[[ Data for processing open ]]
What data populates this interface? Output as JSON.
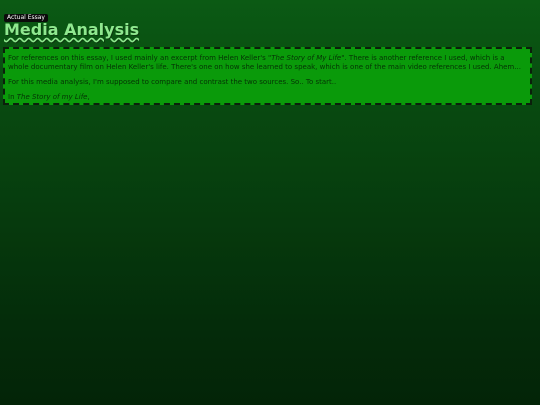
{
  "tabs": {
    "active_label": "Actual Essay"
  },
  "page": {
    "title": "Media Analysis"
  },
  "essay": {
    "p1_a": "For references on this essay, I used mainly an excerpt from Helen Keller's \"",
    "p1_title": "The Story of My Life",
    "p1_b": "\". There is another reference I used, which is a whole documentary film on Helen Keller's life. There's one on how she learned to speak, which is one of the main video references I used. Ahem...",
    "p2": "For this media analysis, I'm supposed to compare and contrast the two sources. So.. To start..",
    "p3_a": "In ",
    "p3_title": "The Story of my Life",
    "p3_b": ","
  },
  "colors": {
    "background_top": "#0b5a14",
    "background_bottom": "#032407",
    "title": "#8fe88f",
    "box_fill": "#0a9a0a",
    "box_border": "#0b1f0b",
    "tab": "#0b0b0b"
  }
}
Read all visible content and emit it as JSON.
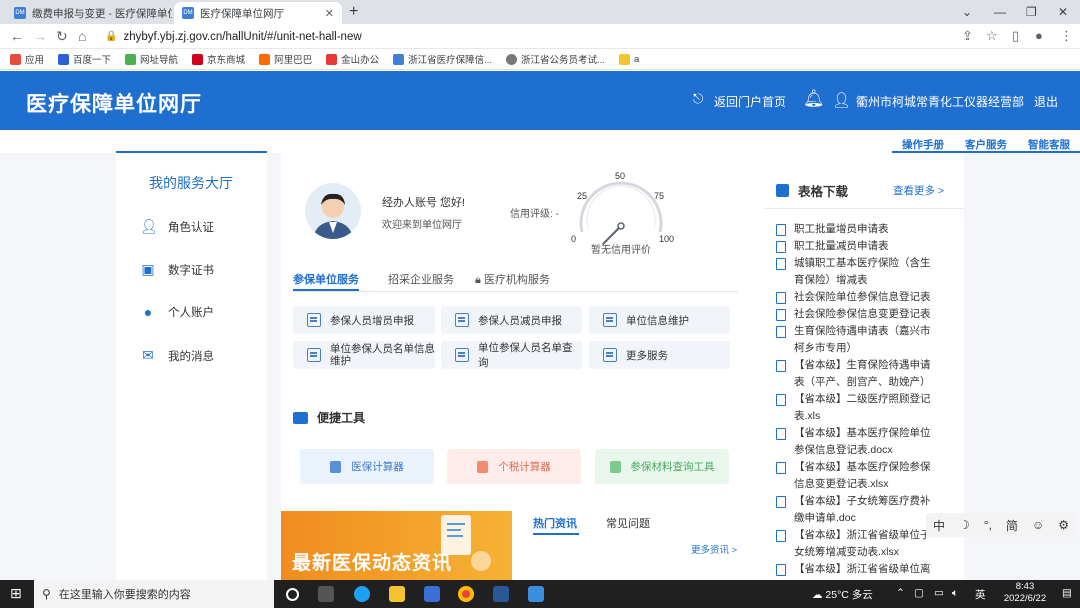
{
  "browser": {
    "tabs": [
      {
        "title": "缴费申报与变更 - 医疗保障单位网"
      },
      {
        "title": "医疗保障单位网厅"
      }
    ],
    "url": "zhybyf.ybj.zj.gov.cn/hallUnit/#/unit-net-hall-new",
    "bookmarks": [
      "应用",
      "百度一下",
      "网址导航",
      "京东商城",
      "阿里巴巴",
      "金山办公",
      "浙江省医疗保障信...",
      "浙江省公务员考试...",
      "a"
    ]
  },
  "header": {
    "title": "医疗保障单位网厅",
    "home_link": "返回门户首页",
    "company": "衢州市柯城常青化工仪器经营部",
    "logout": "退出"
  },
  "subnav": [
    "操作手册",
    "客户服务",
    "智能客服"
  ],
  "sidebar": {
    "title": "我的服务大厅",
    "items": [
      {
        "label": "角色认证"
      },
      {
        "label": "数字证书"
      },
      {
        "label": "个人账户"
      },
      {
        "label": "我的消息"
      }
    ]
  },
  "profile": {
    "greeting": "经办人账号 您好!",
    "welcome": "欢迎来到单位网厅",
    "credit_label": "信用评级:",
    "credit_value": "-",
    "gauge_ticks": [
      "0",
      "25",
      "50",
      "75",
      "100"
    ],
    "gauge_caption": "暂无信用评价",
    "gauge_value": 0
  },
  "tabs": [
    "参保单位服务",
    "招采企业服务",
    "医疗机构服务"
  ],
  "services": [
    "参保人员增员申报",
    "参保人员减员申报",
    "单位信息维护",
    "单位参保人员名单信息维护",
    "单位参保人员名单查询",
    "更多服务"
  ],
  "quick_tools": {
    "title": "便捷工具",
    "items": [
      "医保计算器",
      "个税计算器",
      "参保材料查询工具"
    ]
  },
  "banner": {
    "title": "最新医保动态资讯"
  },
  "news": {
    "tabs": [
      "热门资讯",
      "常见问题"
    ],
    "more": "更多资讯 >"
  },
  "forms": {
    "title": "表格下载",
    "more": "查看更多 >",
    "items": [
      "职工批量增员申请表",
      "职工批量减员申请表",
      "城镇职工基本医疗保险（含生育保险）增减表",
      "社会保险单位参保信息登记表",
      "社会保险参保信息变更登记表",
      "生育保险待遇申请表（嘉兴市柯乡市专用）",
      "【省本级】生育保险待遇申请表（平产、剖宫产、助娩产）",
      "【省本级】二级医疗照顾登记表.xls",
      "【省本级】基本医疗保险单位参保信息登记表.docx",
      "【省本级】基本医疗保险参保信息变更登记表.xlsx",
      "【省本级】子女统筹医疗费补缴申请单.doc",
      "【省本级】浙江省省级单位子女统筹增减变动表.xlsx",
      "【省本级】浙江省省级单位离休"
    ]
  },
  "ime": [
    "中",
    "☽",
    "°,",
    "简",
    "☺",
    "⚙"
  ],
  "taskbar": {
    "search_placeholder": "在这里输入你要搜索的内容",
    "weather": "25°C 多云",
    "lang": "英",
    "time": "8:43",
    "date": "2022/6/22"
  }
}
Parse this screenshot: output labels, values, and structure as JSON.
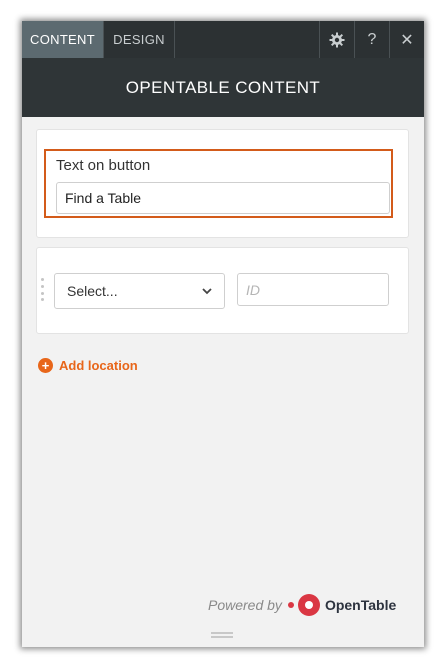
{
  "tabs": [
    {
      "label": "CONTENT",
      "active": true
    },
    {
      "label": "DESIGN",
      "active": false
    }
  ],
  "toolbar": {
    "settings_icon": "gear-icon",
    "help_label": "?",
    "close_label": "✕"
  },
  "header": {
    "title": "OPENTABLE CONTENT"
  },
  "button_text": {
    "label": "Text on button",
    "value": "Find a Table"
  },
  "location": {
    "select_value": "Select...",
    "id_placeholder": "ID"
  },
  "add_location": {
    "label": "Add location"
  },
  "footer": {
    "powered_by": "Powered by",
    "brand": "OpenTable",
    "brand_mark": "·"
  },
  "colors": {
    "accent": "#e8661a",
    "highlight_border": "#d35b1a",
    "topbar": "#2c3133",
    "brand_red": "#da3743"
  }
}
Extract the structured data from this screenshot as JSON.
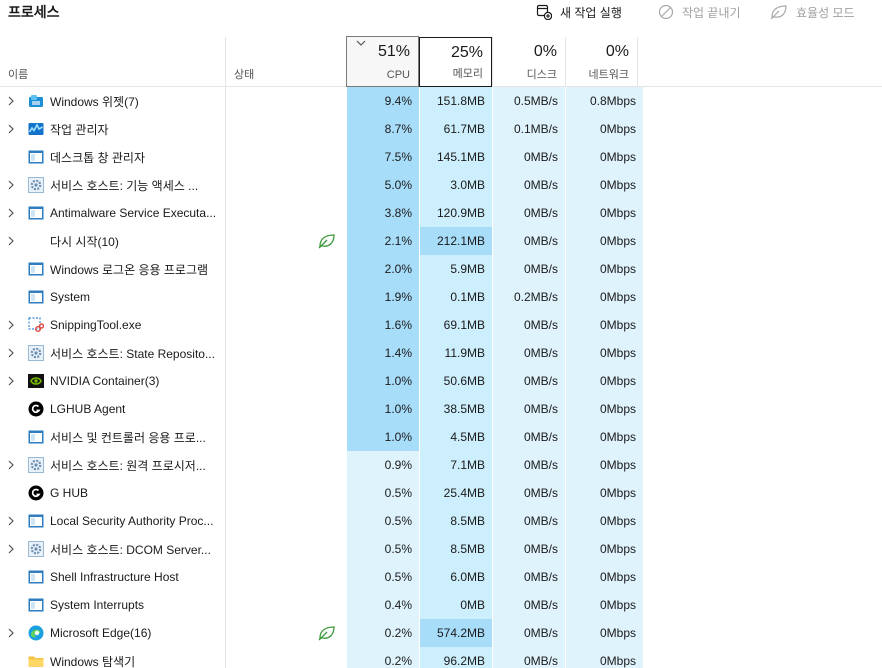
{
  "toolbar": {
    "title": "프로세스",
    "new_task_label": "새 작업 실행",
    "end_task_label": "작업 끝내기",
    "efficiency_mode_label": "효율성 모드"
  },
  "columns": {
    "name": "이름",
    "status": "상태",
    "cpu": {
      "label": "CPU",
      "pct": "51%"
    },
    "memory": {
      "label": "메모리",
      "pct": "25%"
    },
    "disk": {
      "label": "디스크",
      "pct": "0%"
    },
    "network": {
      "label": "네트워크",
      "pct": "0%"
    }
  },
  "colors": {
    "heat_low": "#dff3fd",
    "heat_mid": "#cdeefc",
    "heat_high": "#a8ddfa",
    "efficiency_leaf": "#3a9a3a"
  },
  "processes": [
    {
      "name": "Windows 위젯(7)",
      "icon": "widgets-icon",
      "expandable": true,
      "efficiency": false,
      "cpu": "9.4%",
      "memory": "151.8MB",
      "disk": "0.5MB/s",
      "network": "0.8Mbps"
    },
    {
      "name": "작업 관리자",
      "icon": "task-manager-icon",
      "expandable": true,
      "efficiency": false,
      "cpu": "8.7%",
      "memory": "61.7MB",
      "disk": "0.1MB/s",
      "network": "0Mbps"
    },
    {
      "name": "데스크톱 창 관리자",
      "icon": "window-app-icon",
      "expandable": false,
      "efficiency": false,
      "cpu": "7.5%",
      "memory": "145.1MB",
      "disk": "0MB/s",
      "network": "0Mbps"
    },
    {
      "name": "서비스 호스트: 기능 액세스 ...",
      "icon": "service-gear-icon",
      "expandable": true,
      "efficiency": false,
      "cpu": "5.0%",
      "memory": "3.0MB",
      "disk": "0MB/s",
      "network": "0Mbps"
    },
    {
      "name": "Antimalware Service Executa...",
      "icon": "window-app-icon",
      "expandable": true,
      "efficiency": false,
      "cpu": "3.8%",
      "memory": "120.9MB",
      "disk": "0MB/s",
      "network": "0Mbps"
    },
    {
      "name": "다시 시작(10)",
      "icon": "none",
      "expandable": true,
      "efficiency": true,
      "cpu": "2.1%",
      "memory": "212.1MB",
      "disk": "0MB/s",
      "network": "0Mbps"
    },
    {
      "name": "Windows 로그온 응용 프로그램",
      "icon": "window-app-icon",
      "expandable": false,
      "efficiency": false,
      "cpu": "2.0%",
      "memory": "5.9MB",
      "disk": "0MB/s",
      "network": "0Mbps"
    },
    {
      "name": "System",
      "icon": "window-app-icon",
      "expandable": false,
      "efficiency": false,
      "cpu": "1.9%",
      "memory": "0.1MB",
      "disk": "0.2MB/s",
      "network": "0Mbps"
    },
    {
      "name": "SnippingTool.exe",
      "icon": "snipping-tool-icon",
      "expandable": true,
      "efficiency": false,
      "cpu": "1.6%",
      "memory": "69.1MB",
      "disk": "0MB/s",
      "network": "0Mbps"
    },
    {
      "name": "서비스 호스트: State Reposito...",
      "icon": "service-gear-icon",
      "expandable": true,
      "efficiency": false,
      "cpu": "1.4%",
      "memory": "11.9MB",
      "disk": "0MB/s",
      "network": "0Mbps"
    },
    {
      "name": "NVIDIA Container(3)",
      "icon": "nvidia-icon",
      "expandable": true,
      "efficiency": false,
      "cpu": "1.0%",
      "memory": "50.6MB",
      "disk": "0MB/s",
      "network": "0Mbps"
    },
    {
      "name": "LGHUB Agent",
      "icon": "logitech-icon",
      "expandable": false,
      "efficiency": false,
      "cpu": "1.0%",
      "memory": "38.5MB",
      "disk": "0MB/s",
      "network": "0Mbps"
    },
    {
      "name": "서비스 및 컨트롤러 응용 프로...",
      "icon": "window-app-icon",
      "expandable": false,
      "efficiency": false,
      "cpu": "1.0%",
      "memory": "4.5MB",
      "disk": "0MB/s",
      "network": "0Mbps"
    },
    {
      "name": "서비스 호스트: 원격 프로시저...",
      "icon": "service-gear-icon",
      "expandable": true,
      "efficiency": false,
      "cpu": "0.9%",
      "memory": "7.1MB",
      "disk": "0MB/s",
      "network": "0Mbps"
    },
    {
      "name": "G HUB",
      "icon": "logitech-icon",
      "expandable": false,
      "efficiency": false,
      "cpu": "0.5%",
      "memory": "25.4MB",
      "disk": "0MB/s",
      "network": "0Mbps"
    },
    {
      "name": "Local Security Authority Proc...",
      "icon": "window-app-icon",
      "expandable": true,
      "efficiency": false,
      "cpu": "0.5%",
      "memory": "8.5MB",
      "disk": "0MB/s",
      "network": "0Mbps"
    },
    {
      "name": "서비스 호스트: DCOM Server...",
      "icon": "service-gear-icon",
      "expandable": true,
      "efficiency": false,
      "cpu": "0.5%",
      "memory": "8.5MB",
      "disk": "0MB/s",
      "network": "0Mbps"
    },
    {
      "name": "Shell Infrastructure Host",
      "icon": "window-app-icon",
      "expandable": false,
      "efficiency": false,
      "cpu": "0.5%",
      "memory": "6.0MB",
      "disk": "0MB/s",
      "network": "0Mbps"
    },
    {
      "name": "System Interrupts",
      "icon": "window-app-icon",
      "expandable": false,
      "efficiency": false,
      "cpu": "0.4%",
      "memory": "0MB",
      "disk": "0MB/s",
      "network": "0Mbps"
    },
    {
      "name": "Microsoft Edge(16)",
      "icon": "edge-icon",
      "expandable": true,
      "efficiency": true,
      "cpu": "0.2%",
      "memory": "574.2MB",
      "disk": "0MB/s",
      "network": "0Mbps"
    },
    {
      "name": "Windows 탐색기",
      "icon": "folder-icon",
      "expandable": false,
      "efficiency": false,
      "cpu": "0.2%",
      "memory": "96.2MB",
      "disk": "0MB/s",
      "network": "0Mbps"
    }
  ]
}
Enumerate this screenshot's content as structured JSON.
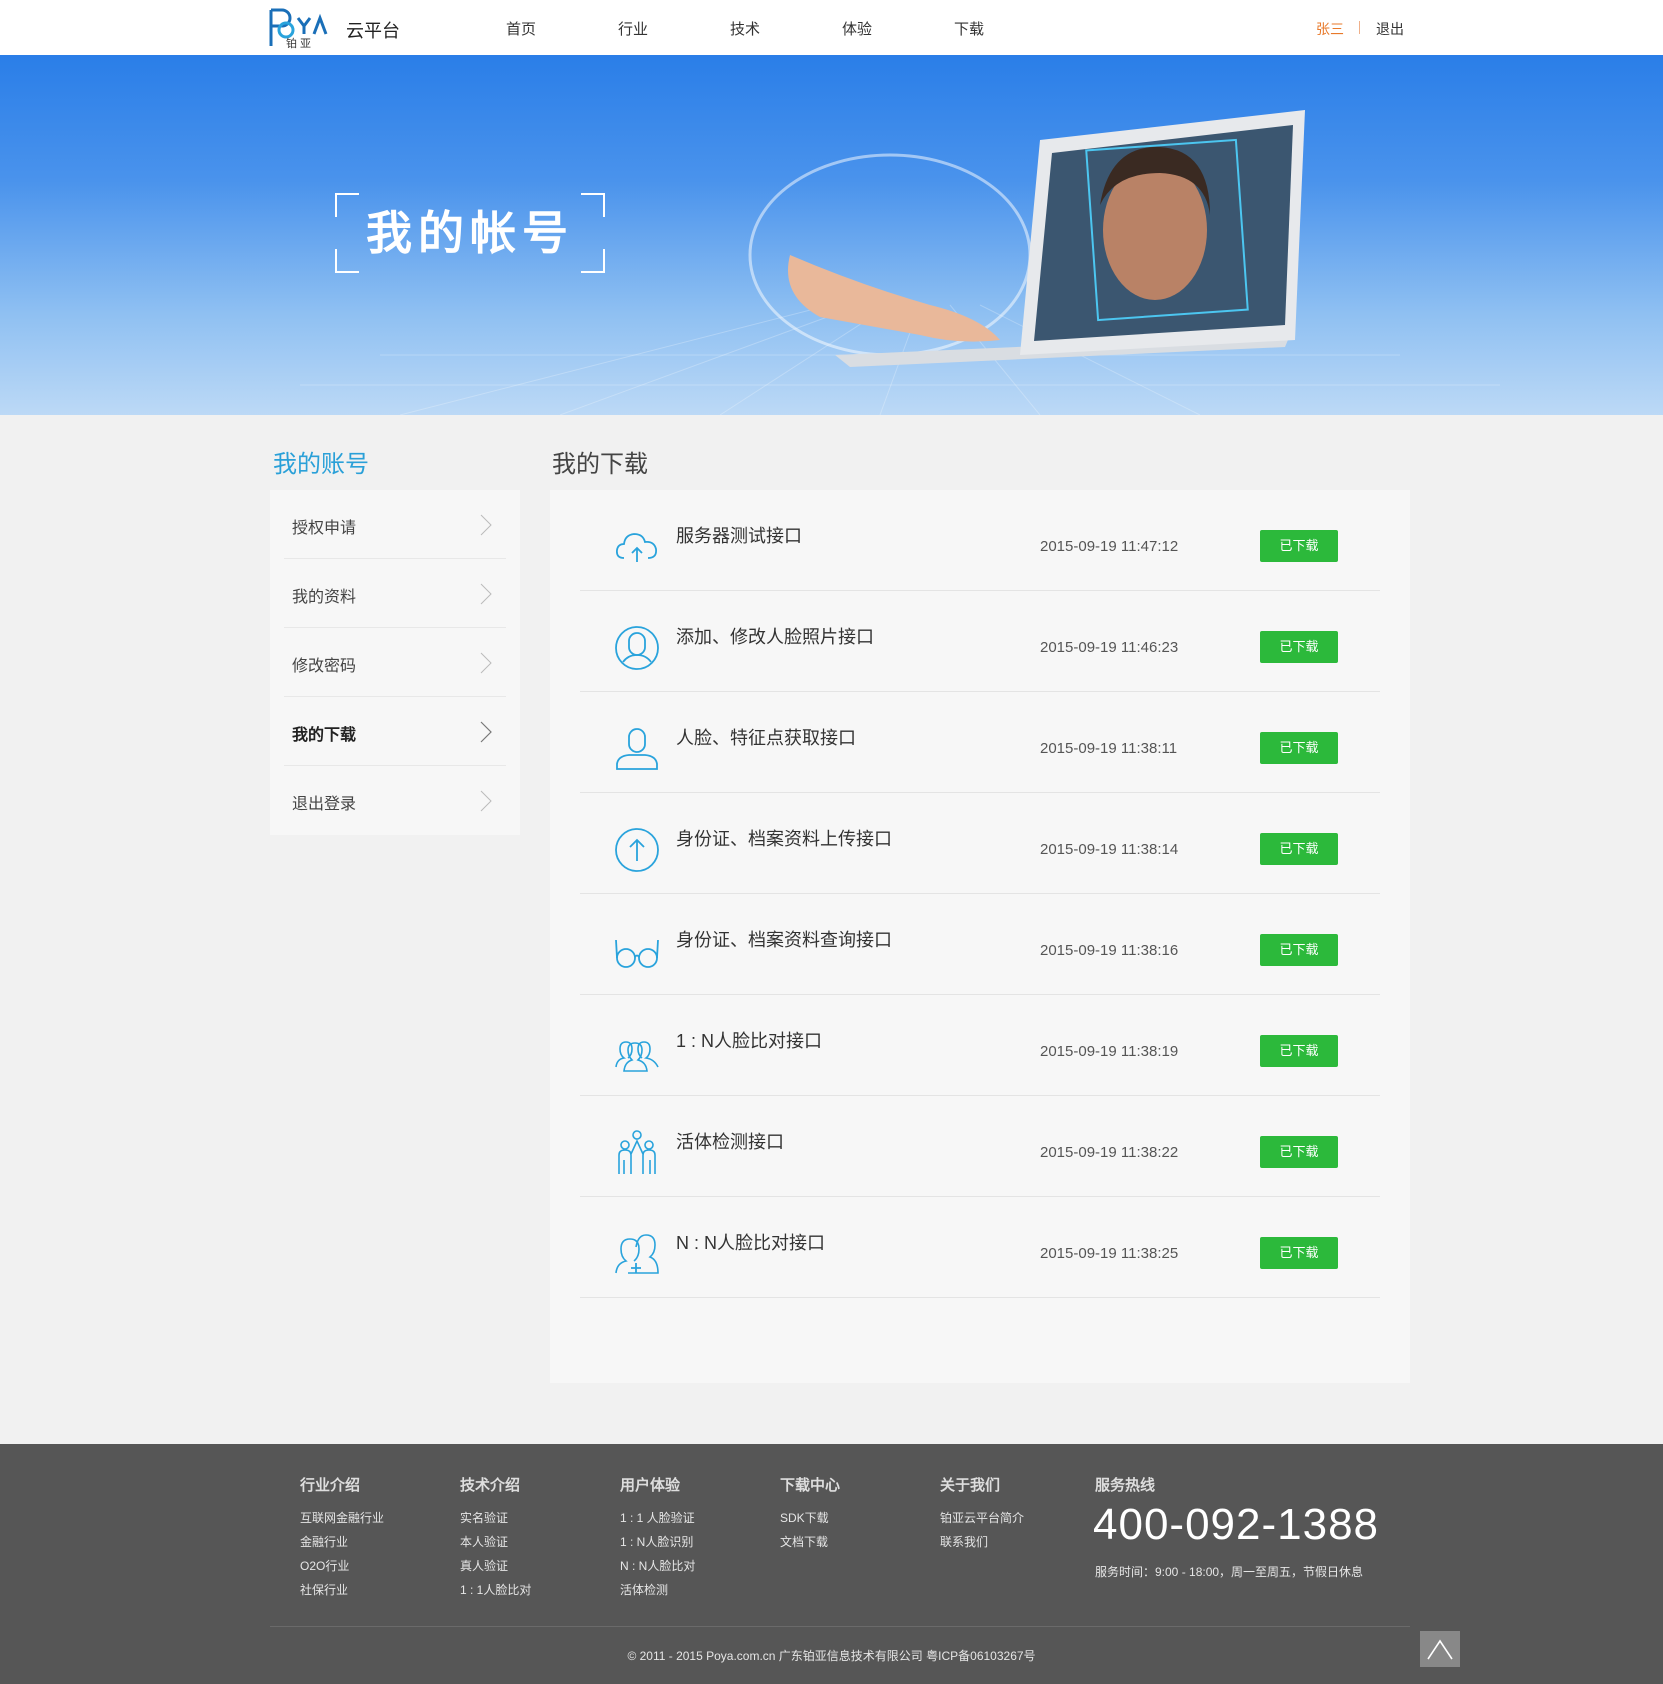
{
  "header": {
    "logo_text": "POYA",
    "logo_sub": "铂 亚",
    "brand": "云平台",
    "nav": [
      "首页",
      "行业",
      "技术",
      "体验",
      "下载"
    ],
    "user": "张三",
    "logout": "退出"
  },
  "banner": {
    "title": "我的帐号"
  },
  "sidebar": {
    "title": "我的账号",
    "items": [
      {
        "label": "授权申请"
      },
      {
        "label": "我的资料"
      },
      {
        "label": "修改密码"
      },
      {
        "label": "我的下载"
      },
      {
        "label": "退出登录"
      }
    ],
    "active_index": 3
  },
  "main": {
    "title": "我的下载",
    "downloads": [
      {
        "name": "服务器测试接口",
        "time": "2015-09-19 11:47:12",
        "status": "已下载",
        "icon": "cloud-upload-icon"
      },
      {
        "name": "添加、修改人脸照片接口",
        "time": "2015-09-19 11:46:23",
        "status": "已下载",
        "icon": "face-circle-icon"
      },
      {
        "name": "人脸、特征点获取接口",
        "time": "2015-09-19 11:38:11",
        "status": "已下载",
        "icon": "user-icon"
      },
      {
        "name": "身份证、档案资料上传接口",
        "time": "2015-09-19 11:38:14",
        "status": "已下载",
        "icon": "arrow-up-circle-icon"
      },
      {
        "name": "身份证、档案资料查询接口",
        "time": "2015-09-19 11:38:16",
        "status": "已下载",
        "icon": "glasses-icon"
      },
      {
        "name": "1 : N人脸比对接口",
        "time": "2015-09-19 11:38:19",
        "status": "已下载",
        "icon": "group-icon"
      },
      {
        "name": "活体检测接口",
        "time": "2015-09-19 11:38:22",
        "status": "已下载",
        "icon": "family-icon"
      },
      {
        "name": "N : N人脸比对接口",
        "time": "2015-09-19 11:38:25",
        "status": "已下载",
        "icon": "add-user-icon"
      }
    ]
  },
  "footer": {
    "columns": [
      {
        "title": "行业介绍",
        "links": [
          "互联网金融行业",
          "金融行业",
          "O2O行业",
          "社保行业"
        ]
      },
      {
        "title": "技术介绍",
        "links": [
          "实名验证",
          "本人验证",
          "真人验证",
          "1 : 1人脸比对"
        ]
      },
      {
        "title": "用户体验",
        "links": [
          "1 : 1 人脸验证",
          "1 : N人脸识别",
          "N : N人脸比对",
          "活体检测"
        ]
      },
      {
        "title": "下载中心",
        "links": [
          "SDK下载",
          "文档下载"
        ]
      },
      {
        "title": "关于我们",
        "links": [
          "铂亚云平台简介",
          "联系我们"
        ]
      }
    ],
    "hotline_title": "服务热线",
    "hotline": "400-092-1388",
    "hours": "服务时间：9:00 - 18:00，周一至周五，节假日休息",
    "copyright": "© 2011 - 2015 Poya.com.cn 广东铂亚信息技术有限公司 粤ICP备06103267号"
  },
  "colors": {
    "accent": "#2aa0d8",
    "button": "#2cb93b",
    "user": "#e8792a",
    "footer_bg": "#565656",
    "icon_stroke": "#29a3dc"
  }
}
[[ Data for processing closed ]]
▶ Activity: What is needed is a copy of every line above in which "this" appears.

▶ Written answer:
What data populates this interface? Output as JSON.
    "p1_a": "For references on this essay, I used mainly an excerpt from Helen Keller's \"",
    "p2": "For this media analysis, I'm supposed to compare and contrast the two sources. So.. To start..",
Parse this screenshot: output labels, values, and structure as JSON.
Extract the structured data from this screenshot as JSON.
Enumerate this screenshot's content as structured JSON.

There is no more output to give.